BRIEF: Once every line in the data below has been checked for "active", give the number of lines that hold it, and only that.

Excerpts from an interface dataset:

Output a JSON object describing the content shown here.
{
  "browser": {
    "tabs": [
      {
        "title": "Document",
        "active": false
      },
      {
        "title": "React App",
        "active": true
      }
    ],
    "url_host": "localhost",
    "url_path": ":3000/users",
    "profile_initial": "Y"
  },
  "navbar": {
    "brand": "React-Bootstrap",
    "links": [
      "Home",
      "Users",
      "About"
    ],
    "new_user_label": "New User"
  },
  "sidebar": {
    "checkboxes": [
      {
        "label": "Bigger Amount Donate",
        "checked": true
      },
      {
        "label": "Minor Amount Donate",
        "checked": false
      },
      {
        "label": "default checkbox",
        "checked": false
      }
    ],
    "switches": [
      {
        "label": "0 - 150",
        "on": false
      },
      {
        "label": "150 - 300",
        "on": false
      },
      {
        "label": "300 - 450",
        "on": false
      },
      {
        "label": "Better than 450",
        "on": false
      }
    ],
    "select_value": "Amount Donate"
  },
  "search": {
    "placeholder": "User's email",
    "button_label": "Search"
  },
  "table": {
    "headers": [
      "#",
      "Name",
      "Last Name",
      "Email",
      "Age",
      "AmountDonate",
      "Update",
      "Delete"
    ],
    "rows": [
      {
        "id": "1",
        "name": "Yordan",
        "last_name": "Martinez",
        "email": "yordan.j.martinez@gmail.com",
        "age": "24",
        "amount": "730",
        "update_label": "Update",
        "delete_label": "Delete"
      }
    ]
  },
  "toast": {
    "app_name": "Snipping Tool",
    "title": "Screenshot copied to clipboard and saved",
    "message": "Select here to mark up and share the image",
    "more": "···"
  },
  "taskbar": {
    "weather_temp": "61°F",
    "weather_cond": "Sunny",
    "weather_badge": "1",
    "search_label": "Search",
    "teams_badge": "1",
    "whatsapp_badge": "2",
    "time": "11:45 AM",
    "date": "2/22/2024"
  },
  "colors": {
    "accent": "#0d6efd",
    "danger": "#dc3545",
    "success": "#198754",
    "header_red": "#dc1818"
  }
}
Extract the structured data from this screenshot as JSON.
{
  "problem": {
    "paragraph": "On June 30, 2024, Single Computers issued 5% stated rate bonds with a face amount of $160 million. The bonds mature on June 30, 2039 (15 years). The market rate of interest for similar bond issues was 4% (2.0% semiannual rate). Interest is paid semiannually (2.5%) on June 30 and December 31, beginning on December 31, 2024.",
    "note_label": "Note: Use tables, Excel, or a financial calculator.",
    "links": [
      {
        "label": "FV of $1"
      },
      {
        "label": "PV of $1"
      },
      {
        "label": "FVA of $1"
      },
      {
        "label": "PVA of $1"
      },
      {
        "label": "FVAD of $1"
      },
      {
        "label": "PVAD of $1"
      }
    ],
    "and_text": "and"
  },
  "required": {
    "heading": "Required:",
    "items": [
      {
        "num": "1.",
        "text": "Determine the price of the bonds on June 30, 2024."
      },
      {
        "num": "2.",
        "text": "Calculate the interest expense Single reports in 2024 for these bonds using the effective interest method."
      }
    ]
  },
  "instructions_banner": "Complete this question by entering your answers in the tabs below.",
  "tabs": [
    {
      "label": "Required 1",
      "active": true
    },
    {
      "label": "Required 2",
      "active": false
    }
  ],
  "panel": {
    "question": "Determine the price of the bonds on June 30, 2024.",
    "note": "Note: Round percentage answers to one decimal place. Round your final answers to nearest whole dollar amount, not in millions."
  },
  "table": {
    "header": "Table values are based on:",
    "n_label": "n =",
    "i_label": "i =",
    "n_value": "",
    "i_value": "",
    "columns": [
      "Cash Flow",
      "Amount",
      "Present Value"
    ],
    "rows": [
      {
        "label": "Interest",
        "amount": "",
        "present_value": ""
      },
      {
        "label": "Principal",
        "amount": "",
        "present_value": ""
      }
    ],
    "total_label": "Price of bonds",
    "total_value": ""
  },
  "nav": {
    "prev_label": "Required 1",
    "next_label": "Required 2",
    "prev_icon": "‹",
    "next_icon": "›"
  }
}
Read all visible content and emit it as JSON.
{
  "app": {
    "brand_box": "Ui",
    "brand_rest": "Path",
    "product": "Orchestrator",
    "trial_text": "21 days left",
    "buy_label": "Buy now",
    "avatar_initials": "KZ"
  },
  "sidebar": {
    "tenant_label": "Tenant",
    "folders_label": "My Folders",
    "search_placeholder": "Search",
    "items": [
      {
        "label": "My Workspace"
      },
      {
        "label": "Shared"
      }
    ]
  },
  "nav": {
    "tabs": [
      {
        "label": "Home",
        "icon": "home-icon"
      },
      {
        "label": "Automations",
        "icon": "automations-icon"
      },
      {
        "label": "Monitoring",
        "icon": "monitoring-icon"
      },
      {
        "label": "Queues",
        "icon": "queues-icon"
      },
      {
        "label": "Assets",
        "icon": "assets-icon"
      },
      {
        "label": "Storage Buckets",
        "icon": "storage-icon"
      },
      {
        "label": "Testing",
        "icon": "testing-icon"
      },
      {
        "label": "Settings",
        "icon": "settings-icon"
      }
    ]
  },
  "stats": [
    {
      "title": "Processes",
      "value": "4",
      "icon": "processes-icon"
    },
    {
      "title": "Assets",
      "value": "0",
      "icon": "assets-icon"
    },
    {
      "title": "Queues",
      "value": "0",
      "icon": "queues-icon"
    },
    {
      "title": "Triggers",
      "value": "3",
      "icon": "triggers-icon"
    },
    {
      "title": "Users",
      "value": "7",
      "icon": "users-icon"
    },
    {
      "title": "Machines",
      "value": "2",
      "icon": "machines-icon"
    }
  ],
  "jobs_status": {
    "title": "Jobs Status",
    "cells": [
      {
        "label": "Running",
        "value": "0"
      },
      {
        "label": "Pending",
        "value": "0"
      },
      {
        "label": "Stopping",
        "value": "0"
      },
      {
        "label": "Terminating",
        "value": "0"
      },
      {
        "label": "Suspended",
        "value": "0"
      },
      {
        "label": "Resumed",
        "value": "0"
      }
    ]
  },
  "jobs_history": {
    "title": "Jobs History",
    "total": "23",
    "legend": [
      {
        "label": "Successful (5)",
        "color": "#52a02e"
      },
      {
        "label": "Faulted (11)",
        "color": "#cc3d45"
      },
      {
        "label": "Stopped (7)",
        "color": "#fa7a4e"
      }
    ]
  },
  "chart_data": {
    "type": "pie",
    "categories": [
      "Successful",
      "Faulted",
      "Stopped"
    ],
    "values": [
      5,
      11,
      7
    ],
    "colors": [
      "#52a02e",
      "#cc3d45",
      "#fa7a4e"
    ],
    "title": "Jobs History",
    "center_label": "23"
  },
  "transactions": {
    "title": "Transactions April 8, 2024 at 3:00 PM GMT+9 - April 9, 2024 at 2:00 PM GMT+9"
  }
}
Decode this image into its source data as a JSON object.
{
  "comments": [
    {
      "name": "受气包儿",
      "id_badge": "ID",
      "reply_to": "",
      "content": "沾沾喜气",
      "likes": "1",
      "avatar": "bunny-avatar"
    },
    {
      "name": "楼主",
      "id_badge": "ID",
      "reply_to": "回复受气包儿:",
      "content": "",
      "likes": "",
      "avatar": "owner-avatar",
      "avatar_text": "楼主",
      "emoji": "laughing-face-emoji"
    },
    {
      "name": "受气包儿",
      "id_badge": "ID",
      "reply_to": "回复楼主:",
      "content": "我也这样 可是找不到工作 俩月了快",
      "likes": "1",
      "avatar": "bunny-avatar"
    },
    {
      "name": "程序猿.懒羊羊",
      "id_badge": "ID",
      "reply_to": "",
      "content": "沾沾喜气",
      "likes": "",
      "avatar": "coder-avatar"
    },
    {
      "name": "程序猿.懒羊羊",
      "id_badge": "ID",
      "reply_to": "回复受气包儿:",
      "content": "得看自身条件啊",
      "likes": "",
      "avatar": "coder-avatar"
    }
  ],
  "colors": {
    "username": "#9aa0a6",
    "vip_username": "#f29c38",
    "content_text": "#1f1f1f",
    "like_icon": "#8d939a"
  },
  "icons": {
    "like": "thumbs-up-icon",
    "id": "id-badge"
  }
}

RESULT BELOW: 4